  • strengthening both strategic and operational relationships between local health and social care services, such as improved communication and trust between organisations, improved team working across organisations and lowering barriers between services such as increased information sharing
  • much faster implementation of initiatives that would have taken far longer to put in place in normal times (e.g. especially the shift to virtual consultations)
  • progress in reducing unplanned hospital admissions and helping patients to better manage their own care.

On the other hand, key informants identified some negative impacts arising from the pandemic including:

  • generating considerable pressures on health and care managerial and clinical staff and services, which required significant extra staff time and resources to deal with
  • a drastically increased workload leading to increased stress and reduced wellbeing among staff
  • working from home leading to the breakdown of some working relationships
  • the inability to visit patients’ homes during lockdown resulting in less insight into patients’ circumstances and social connections
  • hindering progress in improving quality of patient care, and in making services more accessible and cost effective.

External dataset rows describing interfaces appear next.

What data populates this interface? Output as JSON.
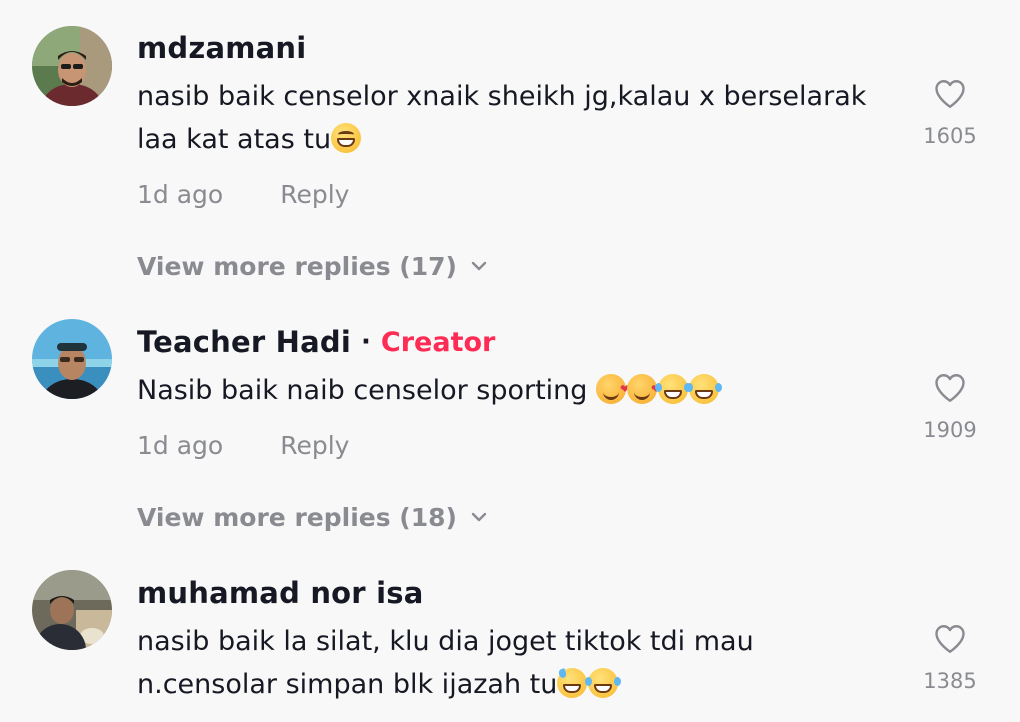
{
  "comments": [
    {
      "username": "mdzamani",
      "is_creator": false,
      "text_line1": "nasib baik censelor xnaik sheikh jg,kalau x berselarak",
      "text_line2": "laa kat atas tu",
      "emojis": [
        "grinning-emoji"
      ],
      "time": "1d ago",
      "reply_label": "Reply",
      "view_more": "View more replies (17)",
      "likes": "1605"
    },
    {
      "username": "Teacher Hadi",
      "dot": "·",
      "creator_label": "Creator",
      "is_creator": true,
      "text_line1": "Nasib baik naib censelor sporting ",
      "emojis": [
        "smiling-face-with-hearts-emoji",
        "smiling-face-with-hearts-emoji",
        "tears-of-joy-emoji",
        "tears-of-joy-emoji"
      ],
      "time": "1d ago",
      "reply_label": "Reply",
      "view_more": "View more replies (18)",
      "likes": "1909"
    },
    {
      "username": "muhamad nor isa",
      "is_creator": false,
      "text_line1": "nasib baik la silat, klu dia joget tiktok tdi mau",
      "text_line2": "n.censolar simpan blk ijazah tu",
      "emojis": [
        "sweat-smile-emoji",
        "tears-of-joy-emoji"
      ],
      "likes": "1385"
    }
  ],
  "colors": {
    "background": "#f8f8f8",
    "text": "#161823",
    "muted": "#8a8b91",
    "creator": "#fe2c55"
  }
}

The overall impression gained from most key informants was that the positive impacts of the pandemic on health and social care integration at a local level outweighed the negative ones, at least at the relatively early stage of the pandemic. Moreover, many thought that the ongoing pandemic would continue to help strengthen local collaborations, partnership working, etc. over the next 12 months. However, the disparity in funding between health and social care, as well as between different sectors of the NHS, was identified as a potential challenge to working relationships. Several key informants thought some of the improvements (e.g. in working relationships) might dissipate over time, as pent-up demand and the impacts of the pandemic on patients and staff continued to take their toll. In the extreme, a few key informants thought the pandemic could even deter future collaborations and lead to a withdrawal into organizational silos.

Results from our survey appear to suggest that an extreme jolt to the system, such as that triggered by the Covid-19 pandemic, can lead to a number of developments that promote the integration of local health and social care services. Different services and organisations had to pull together to deal with the considerable challenges created by the pandemic and to find their own ways to overcome some of the regulatory, financial and other barriers to joint working. Whether local NHS and social care services are able to maintain these integration-related gains over time remains to be seen. Support from national policy-makers – e.g. for the continued development of local integrated care systems and primary care networks, and providing equitable and sufficient financial resources for both the NHS and local authority social services – will be important to enable the continued development of sustainable integrated services.

The full report of the key informant survey results can be accessed here >>

Results from the fifth survey (autumn 2020) of Pioneer Key Informants: perceived effects of the Covid-19 pandemic on integration activities. (July 2021) Bob Erens, Mary Alison Durand, Gerald Wistow, Agata Pacho, Mustafa Al-Haboubi, Lavanya Thana, Nicholas Mays.